** Supplied data follows **

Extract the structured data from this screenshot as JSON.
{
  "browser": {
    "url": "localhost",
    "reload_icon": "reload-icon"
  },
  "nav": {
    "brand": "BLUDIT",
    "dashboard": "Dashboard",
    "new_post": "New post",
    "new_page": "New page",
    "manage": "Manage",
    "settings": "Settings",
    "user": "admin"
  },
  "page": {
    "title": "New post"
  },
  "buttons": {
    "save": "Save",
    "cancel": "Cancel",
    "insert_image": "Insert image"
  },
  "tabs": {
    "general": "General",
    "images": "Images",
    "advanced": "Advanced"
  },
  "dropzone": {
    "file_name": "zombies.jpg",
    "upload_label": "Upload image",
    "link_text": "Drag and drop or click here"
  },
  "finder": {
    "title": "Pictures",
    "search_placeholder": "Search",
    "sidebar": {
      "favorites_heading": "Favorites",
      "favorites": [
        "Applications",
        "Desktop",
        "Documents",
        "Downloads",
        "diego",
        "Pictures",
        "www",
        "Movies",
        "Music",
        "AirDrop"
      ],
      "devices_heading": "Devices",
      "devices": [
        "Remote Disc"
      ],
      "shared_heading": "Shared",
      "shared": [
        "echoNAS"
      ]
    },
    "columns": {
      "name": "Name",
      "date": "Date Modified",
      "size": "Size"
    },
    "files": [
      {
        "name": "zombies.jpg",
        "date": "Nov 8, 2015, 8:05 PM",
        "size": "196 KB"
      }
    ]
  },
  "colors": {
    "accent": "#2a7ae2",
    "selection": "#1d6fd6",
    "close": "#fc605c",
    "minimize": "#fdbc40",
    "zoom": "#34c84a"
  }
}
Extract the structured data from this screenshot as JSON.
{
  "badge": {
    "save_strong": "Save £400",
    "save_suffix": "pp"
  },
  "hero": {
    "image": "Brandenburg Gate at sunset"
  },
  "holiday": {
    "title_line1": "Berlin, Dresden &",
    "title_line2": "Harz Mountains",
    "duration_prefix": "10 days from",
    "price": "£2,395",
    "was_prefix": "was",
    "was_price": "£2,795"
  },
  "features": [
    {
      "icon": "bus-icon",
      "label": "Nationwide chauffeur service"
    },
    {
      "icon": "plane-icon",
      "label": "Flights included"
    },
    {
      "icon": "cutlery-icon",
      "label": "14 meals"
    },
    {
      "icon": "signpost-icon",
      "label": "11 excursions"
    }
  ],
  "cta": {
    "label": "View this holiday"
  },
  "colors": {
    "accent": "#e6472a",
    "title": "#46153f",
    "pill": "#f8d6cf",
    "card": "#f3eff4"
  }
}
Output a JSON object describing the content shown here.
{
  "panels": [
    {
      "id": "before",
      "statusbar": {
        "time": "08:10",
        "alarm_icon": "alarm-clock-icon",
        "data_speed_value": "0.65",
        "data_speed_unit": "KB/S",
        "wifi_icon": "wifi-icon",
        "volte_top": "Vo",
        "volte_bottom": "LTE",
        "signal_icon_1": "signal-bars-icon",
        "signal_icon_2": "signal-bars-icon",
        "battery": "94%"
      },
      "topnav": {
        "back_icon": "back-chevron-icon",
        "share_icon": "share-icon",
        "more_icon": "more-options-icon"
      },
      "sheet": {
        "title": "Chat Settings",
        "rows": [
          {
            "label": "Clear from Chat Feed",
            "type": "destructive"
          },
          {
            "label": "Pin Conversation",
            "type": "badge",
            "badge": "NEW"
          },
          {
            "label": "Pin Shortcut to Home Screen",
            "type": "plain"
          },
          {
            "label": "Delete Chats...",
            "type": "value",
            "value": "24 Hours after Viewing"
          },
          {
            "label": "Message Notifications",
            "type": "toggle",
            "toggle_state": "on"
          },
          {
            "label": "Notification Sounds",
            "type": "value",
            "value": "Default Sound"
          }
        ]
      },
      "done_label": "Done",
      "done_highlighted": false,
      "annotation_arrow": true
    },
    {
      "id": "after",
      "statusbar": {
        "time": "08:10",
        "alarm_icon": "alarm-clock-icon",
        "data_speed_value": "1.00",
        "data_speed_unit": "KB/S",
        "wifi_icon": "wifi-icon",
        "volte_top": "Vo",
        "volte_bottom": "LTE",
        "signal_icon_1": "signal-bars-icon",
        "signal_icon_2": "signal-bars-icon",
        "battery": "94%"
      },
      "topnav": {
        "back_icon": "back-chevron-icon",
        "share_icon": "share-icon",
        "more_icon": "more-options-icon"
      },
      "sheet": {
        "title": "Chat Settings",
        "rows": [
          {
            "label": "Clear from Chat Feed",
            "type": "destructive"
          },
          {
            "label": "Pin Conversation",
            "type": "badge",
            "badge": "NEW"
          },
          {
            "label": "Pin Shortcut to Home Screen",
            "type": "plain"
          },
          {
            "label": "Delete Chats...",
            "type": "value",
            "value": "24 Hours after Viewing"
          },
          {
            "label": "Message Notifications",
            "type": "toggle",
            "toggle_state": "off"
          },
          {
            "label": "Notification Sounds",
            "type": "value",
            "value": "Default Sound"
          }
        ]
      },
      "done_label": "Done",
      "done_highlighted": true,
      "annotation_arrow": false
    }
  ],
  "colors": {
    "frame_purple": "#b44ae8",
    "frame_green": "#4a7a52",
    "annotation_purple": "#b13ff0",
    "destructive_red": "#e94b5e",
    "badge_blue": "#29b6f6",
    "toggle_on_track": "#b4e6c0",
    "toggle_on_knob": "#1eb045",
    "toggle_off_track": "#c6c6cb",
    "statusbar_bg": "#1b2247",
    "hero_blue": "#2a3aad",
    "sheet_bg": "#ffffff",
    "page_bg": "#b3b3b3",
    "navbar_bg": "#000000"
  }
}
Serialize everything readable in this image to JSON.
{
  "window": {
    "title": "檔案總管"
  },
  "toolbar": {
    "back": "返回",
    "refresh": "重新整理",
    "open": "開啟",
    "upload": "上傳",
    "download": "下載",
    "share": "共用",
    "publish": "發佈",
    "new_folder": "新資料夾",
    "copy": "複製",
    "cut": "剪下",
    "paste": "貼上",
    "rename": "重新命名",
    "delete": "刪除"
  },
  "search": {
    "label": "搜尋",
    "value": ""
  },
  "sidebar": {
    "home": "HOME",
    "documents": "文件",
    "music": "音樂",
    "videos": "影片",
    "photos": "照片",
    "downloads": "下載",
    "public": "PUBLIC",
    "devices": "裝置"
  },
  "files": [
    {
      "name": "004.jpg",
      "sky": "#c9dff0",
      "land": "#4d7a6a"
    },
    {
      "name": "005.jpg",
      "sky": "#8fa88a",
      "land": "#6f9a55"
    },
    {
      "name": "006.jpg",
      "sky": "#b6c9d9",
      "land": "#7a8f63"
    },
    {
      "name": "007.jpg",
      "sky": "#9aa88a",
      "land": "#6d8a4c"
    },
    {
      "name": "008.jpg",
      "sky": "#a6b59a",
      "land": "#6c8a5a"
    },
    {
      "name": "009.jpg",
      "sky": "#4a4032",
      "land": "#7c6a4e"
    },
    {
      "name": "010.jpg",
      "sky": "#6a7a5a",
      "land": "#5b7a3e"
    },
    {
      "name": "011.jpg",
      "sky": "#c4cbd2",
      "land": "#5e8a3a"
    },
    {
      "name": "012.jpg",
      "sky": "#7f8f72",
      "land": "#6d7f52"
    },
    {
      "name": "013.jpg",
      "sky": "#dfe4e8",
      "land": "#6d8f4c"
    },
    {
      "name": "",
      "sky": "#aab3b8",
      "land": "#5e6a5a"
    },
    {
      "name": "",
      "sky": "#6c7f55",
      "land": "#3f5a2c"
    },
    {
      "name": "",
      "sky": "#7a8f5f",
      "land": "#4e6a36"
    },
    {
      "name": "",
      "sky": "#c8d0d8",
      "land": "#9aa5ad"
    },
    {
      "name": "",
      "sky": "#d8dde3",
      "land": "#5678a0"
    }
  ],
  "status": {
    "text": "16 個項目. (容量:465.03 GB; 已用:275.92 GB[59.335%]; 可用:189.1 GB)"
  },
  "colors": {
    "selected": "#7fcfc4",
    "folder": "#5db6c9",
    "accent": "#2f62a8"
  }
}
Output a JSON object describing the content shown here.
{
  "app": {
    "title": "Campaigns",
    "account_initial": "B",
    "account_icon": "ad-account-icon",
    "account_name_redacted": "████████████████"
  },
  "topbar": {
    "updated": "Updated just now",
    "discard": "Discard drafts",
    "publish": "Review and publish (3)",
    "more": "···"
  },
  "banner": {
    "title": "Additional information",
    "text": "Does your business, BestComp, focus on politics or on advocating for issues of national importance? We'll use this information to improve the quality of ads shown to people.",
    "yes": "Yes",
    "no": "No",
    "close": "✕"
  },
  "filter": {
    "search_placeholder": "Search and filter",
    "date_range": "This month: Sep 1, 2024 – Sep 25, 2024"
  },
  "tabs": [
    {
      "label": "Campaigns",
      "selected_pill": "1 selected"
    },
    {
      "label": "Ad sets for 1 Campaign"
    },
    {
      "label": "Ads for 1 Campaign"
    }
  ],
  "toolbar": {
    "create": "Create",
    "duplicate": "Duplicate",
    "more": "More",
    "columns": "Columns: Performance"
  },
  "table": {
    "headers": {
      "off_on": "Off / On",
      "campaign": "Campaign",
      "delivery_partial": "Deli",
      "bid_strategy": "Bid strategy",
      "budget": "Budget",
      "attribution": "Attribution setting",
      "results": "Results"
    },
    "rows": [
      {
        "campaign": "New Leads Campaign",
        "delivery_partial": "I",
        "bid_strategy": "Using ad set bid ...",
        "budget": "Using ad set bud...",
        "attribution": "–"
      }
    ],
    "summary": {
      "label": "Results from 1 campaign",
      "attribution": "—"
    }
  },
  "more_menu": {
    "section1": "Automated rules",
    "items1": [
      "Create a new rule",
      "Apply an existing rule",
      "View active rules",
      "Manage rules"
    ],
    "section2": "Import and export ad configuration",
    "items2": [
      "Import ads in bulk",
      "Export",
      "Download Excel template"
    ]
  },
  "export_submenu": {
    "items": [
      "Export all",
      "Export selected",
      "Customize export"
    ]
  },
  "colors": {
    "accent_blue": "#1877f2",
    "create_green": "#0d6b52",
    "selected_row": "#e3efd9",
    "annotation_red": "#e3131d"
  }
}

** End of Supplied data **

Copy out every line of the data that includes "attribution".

      "attribution": "Attribution setting",
        "attribution": "–"
      "attribution": "—"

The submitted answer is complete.